• [Task brief]: Which lines of the records below contain the string "mention"? Report each of them.

• [Provided data]:

------

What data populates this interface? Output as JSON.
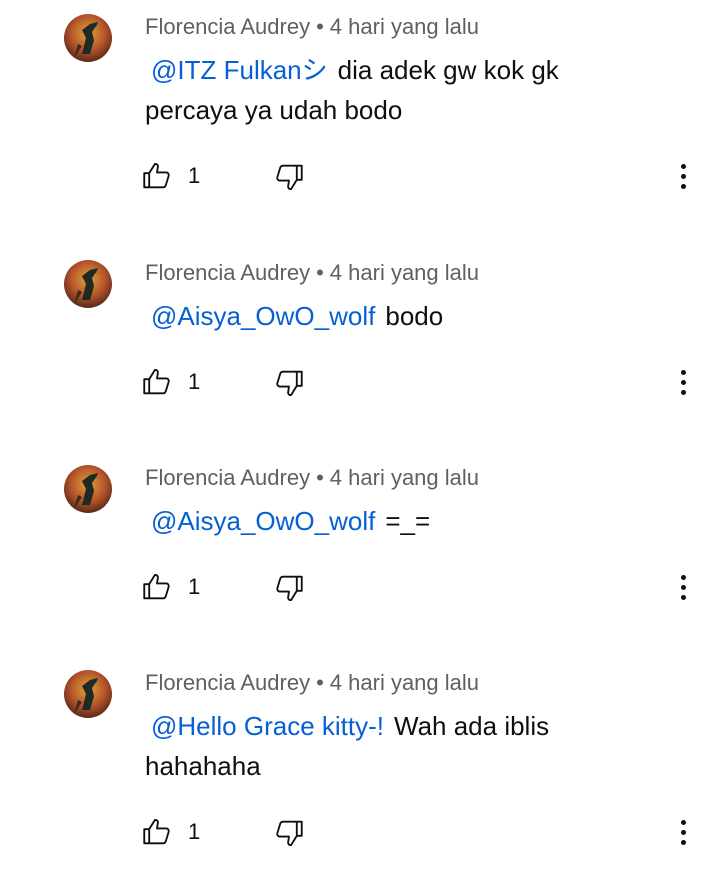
{
  "comments": [
    {
      "author": "Florencia Audrey",
      "separator": "•",
      "time": "4 hari yang lalu",
      "mention": "@ITZ Fulkanシ",
      "text": "dia adek gw kok gk percaya ya udah bodo",
      "likes": "1"
    },
    {
      "author": "Florencia Audrey",
      "separator": "•",
      "time": "4 hari yang lalu",
      "mention": "@Aisya_OwO_wolf",
      "text": "bodo",
      "likes": "1"
    },
    {
      "author": "Florencia Audrey",
      "separator": "•",
      "time": "4 hari yang lalu",
      "mention": "@Aisya_OwO_wolf",
      "text": "=_=",
      "likes": "1"
    },
    {
      "author": "Florencia Audrey",
      "separator": "•",
      "time": "4 hari yang lalu",
      "mention": "@Hello Grace kitty-!",
      "text": "Wah ada iblis hahahaha",
      "likes": "1"
    }
  ],
  "icons": {
    "like": "thumbs-up-outline-icon",
    "dislike": "thumbs-down-outline-icon",
    "more": "more-vertical-icon",
    "avatar": "profile-avatar-icon"
  },
  "colors": {
    "mention": "#065fd4",
    "meta": "#606060",
    "text": "#0f0f0f"
  }
}
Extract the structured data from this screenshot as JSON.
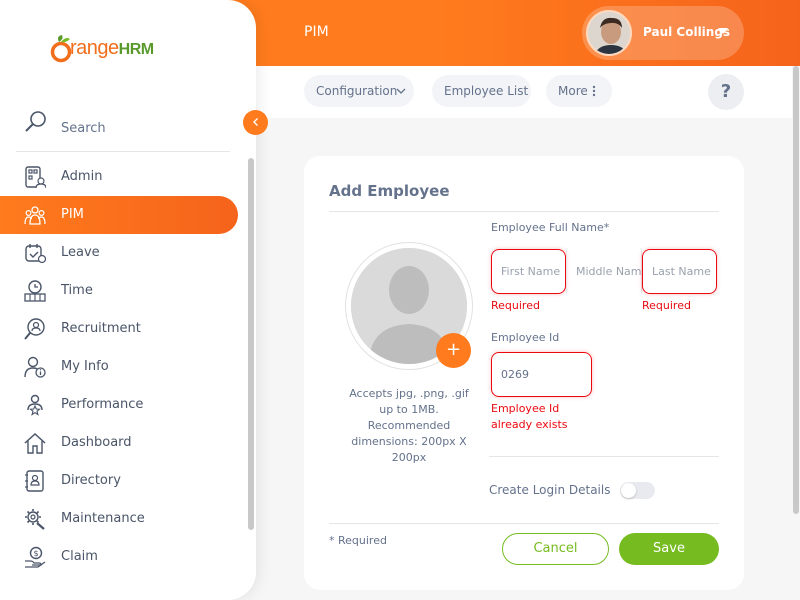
{
  "header": {
    "module_title": "PIM",
    "user_name": "Paul Collings"
  },
  "sidebar": {
    "logo_text": "range",
    "logo_hrm": "HRM",
    "search_label": "Search",
    "collapse_icon": "chevron-left-icon",
    "items": [
      {
        "label": "Admin",
        "icon": "admin-icon"
      },
      {
        "label": "PIM",
        "icon": "pim-icon",
        "active": true
      },
      {
        "label": "Leave",
        "icon": "leave-icon"
      },
      {
        "label": "Time",
        "icon": "time-icon"
      },
      {
        "label": "Recruitment",
        "icon": "recruitment-icon"
      },
      {
        "label": "My Info",
        "icon": "my-info-icon"
      },
      {
        "label": "Performance",
        "icon": "performance-icon"
      },
      {
        "label": "Dashboard",
        "icon": "dashboard-icon"
      },
      {
        "label": "Directory",
        "icon": "directory-icon"
      },
      {
        "label": "Maintenance",
        "icon": "maintenance-icon"
      },
      {
        "label": "Claim",
        "icon": "claim-icon"
      }
    ]
  },
  "topnav": {
    "configuration": "Configuration",
    "employee_list": "Employee List",
    "more": "More",
    "help": "?"
  },
  "form": {
    "title": "Add Employee",
    "photo_hint": "Accepts jpg, .png, .gif up to 1MB. Recommended dimensions: 200px X 200px",
    "add_photo": "+",
    "full_name_label": "Employee Full Name*",
    "first_name_placeholder": "First Name",
    "middle_name_placeholder": "Middle Name",
    "last_name_placeholder": "Last Name",
    "first_name_error": "Required",
    "last_name_error": "Required",
    "employee_id_label": "Employee Id",
    "employee_id_value": "0269",
    "employee_id_error": "Employee Id already exists",
    "create_login_label": "Create Login Details",
    "create_login_enabled": false,
    "required_note": "* Required",
    "cancel": "Cancel",
    "save": "Save"
  },
  "colors": {
    "brand_orange": "#ff7b1d",
    "accent_green": "#76bc21",
    "error_red": "#eb0910"
  }
}
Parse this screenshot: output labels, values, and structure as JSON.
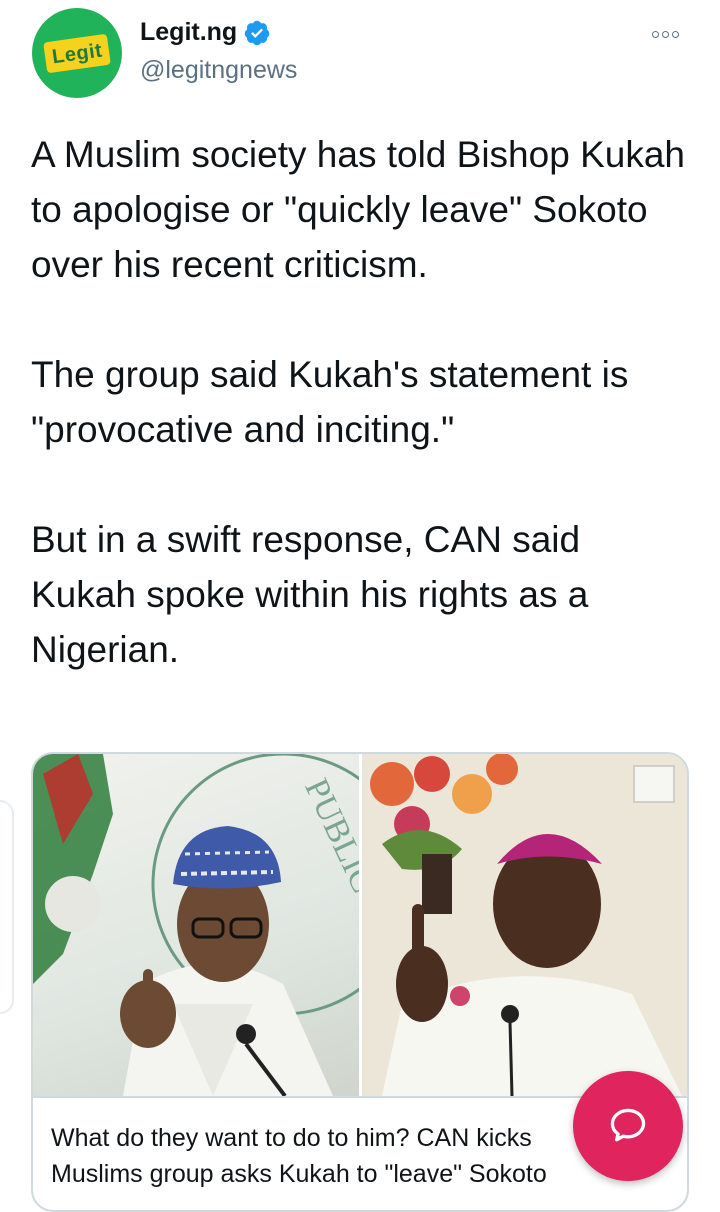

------

• [Response below]:
      "mention": "@ITZ Fulkanシ",
      "mention": "@Aisya_OwO_wolf",
      "mention": "@Aisya_OwO_wolf",
      "mention": "@Hello Grace kitty-!",
    "mention": "#065fd4",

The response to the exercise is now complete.